→ **Prompt**: Copy every line of the data below exactly as given, except for the pictures.

=== Begin Enclosure ===

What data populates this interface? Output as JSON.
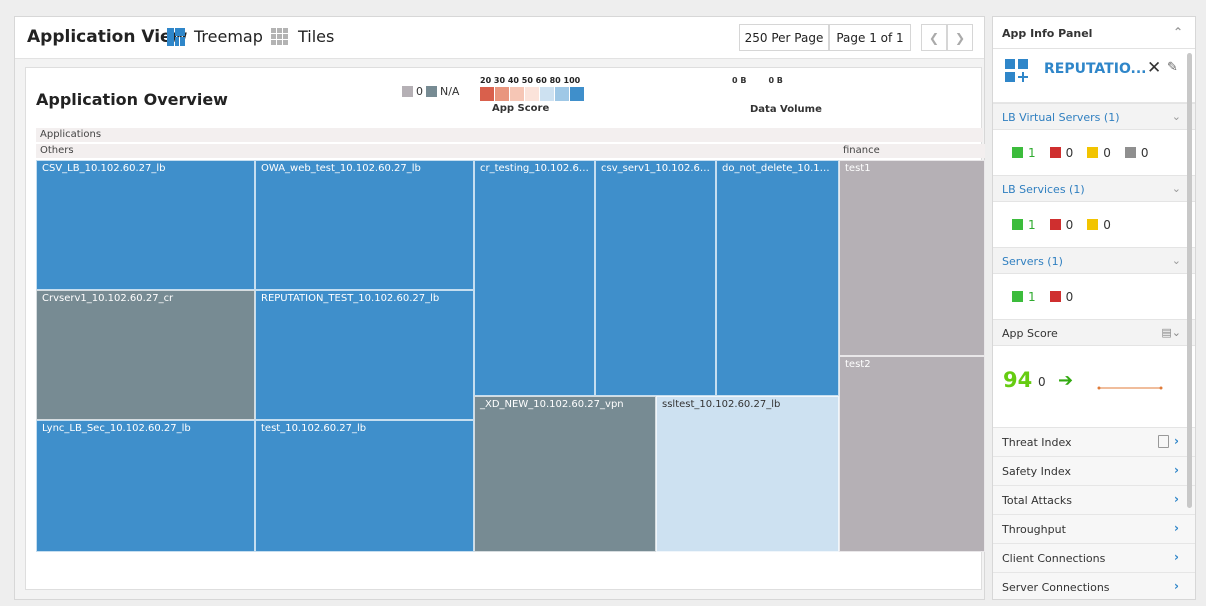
{
  "topbar": {
    "title": "Application View",
    "treemap_label": "Treemap",
    "tiles_label": "Tiles",
    "per_page": "250 Per Page",
    "page_info": "Page 1 of 1",
    "prev_icon": "chevron-left-icon",
    "next_icon": "chevron-right-icon"
  },
  "overview": {
    "title": "Application Overview",
    "legend_zero": "0",
    "legend_na": "N/A",
    "score_ticks": "20 30 40 50 60 80 100",
    "score_label": "App Score",
    "dv_tick_a": "0 B",
    "dv_tick_b": "0 B",
    "dv_label": "Data Volume",
    "group_applications": "Applications",
    "group_others": "Others",
    "group_finance": "finance"
  },
  "tiles": [
    {
      "label": "CSV_LB_10.102.60.27_lb"
    },
    {
      "label": "OWA_web_test_10.102.60.27_lb"
    },
    {
      "label": "cr_testing_10.102.60...."
    },
    {
      "label": "csv_serv1_10.102.60...."
    },
    {
      "label": "do_not_delete_10.10..."
    },
    {
      "label": "test1"
    },
    {
      "label": "Crvserv1_10.102.60.27_cr"
    },
    {
      "label": "REPUTATION_TEST_10.102.60.27_lb"
    },
    {
      "label": "test2"
    },
    {
      "label": "_XD_NEW_10.102.60.27_vpn"
    },
    {
      "label": "ssltest_10.102.60.27_lb"
    },
    {
      "label": "Lync_LB_Sec_10.102.60.27_lb"
    },
    {
      "label": "test_10.102.60.27_lb"
    }
  ],
  "colors": {
    "score_high": "#3f8fcb",
    "score_light": "#cde1f1",
    "na_gray": "#778b93",
    "zero_gray": "#b5b0b5",
    "score_low": [
      "#d9604c",
      "#e9967e",
      "#f6c6b5",
      "#fbe3da",
      "#cde1f1",
      "#9fc8e6",
      "#3f8fcb"
    ]
  },
  "panel": {
    "title": "App Info Panel",
    "app_name": "REPUTATIO...",
    "lb_vservers": "LB Virtual Servers (1)",
    "lb_vservers_counts": [
      "1",
      "0",
      "0",
      "0"
    ],
    "lb_services": "LB Services (1)",
    "lb_services_counts": [
      "1",
      "0",
      "0"
    ],
    "servers": "Servers (1)",
    "servers_counts": [
      "1",
      "0"
    ],
    "app_score_label": "App Score",
    "app_score": "94",
    "app_score_delta": "0",
    "rows": [
      "Threat Index",
      "Safety Index",
      "Total Attacks",
      "Throughput",
      "Client Connections",
      "Server Connections"
    ]
  }
}
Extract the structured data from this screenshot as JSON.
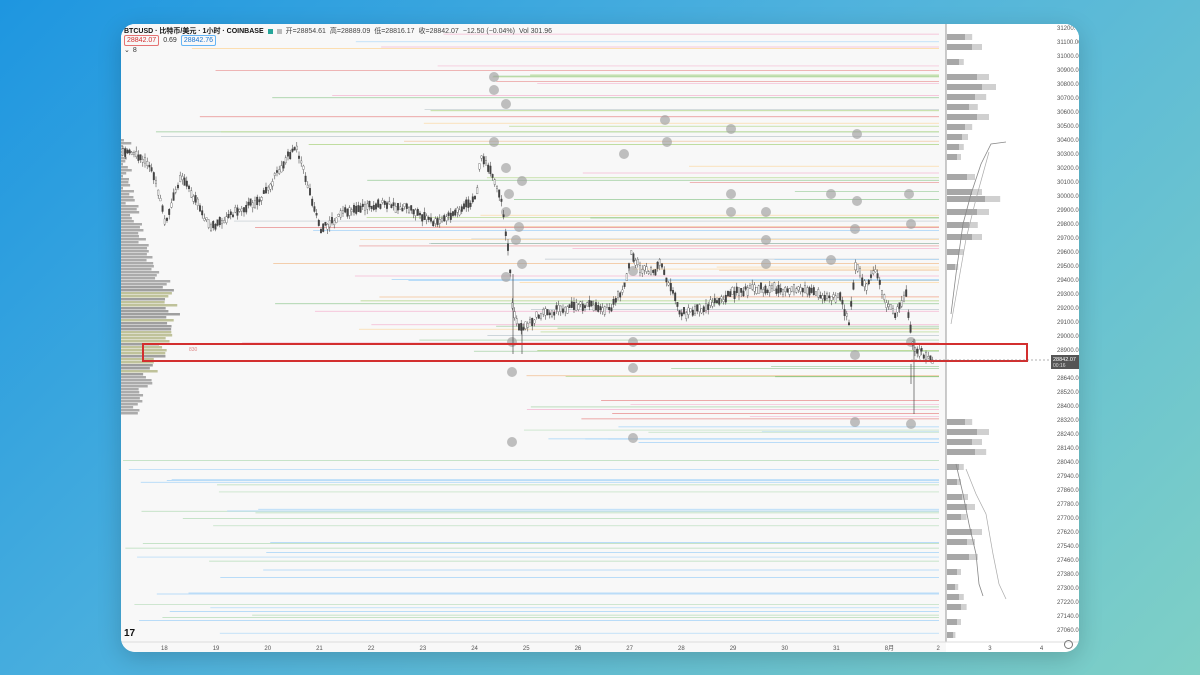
{
  "header": {
    "symbol": "BTCUSD · 比特币/美元 · 1小时 · COINBASE",
    "open": "开=28854.61",
    "high": "高=28889.09",
    "low": "低=28816.17",
    "close": "收=28842.07",
    "change": "−12.50 (−0.04%)",
    "volume": "Vol 301.96",
    "bid": "28842.07",
    "spread": "0.69",
    "ask": "28842.76",
    "indicator_count": "8"
  },
  "price_axis": {
    "labels": [
      "31200.00",
      "31100.00",
      "31000.00",
      "30900.00",
      "30800.00",
      "30700.00",
      "30600.00",
      "30500.00",
      "30400.00",
      "30300.00",
      "30200.00",
      "30100.00",
      "30000.00",
      "29900.00",
      "29800.00",
      "29700.00",
      "29600.00",
      "29500.00",
      "29400.00",
      "29300.00",
      "29200.00",
      "29100.00",
      "29000.00",
      "28900.00",
      "28760.00",
      "28640.00",
      "28520.00",
      "28400.00",
      "28320.00",
      "28240.00",
      "28140.00",
      "28040.00",
      "27940.00",
      "27860.00",
      "27780.00",
      "27700.00",
      "27620.00",
      "27540.00",
      "27460.00",
      "27380.00",
      "27300.00",
      "27220.00",
      "27140.00",
      "27060.00"
    ],
    "current_price": "28842.07",
    "current_sub": "00:16"
  },
  "time_axis": {
    "labels": [
      "18",
      "19",
      "20",
      "21",
      "22",
      "23",
      "24",
      "25",
      "26",
      "27",
      "28",
      "29",
      "30",
      "31",
      "8月",
      "2",
      "3",
      "4"
    ]
  },
  "chart": {
    "profile_label": "830",
    "logo": "17"
  },
  "colors": {
    "up": "#26a69a",
    "down": "#555555",
    "highlight": "#d32f2f"
  }
}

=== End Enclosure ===

→ **Your solution**:
What data populates this interface? Output as JSON.
{
  "topbar": {
    "title": "Application View",
    "treemap_label": "Treemap",
    "tiles_label": "Tiles",
    "per_page": "250 Per Page",
    "page_info": "Page 1 of 1",
    "prev_icon": "chevron-left-icon",
    "next_icon": "chevron-right-icon"
  },
  "overview": {
    "title": "Application Overview",
    "legend_zero": "0",
    "legend_na": "N/A",
    "score_ticks": "20 30 40 50 60 80 100",
    "score_label": "App Score",
    "dv_tick_a": "0 B",
    "dv_tick_b": "0 B",
    "dv_label": "Data Volume",
    "group_applications": "Applications",
    "group_others": "Others",
    "group_finance": "finance"
  },
  "tiles": [
    {
      "label": "CSV_LB_10.102.60.27_lb"
    },
    {
      "label": "OWA_web_test_10.102.60.27_lb"
    },
    {
      "label": "cr_testing_10.102.60...."
    },
    {
      "label": "csv_serv1_10.102.60...."
    },
    {
      "label": "do_not_delete_10.10..."
    },
    {
      "label": "test1"
    },
    {
      "label": "Crvserv1_10.102.60.27_cr"
    },
    {
      "label": "REPUTATION_TEST_10.102.60.27_lb"
    },
    {
      "label": "test2"
    },
    {
      "label": "_XD_NEW_10.102.60.27_vpn"
    },
    {
      "label": "ssltest_10.102.60.27_lb"
    },
    {
      "label": "Lync_LB_Sec_10.102.60.27_lb"
    },
    {
      "label": "test_10.102.60.27_lb"
    }
  ],
  "colors": {
    "score_high": "#3f8fcb",
    "score_light": "#cde1f1",
    "na_gray": "#778b93",
    "zero_gray": "#b5b0b5",
    "score_low": [
      "#d9604c",
      "#e9967e",
      "#f6c6b5",
      "#fbe3da",
      "#cde1f1",
      "#9fc8e6",
      "#3f8fcb"
    ]
  },
  "panel": {
    "title": "App Info Panel",
    "app_name": "REPUTATIO...",
    "lb_vservers": "LB Virtual Servers (1)",
    "lb_vservers_counts": [
      "1",
      "0",
      "0",
      "0"
    ],
    "lb_services": "LB Services (1)",
    "lb_services_counts": [
      "1",
      "0",
      "0"
    ],
    "servers": "Servers (1)",
    "servers_counts": [
      "1",
      "0"
    ],
    "app_score_label": "App Score",
    "app_score": "94",
    "app_score_delta": "0",
    "rows": [
      "Threat Index",
      "Safety Index",
      "Total Attacks",
      "Throughput",
      "Client Connections",
      "Server Connections"
    ]
  }
}
Extract the structured data from this screenshot as JSON.
{
  "header": {
    "symbol": "BTCUSD · 比特币/美元 · 1小时 · COINBASE",
    "open": "开=28854.61",
    "high": "高=28889.09",
    "low": "低=28816.17",
    "close": "收=28842.07",
    "change": "−12.50 (−0.04%)",
    "volume": "Vol 301.96",
    "bid": "28842.07",
    "spread": "0.69",
    "ask": "28842.76",
    "indicator_count": "8"
  },
  "price_axis": {
    "labels": [
      "31200.00",
      "31100.00",
      "31000.00",
      "30900.00",
      "30800.00",
      "30700.00",
      "30600.00",
      "30500.00",
      "30400.00",
      "30300.00",
      "30200.00",
      "30100.00",
      "30000.00",
      "29900.00",
      "29800.00",
      "29700.00",
      "29600.00",
      "29500.00",
      "29400.00",
      "29300.00",
      "29200.00",
      "29100.00",
      "29000.00",
      "28900.00",
      "28760.00",
      "28640.00",
      "28520.00",
      "28400.00",
      "28320.00",
      "28240.00",
      "28140.00",
      "28040.00",
      "27940.00",
      "27860.00",
      "27780.00",
      "27700.00",
      "27620.00",
      "27540.00",
      "27460.00",
      "27380.00",
      "27300.00",
      "27220.00",
      "27140.00",
      "27060.00"
    ],
    "current_price": "28842.07",
    "current_sub": "00:16"
  },
  "time_axis": {
    "labels": [
      "18",
      "19",
      "20",
      "21",
      "22",
      "23",
      "24",
      "25",
      "26",
      "27",
      "28",
      "29",
      "30",
      "31",
      "8月",
      "2",
      "3",
      "4"
    ]
  },
  "chart": {
    "profile_label": "830",
    "logo": "17"
  },
  "colors": {
    "up": "#26a69a",
    "down": "#555555",
    "highlight": "#d32f2f"
  }
}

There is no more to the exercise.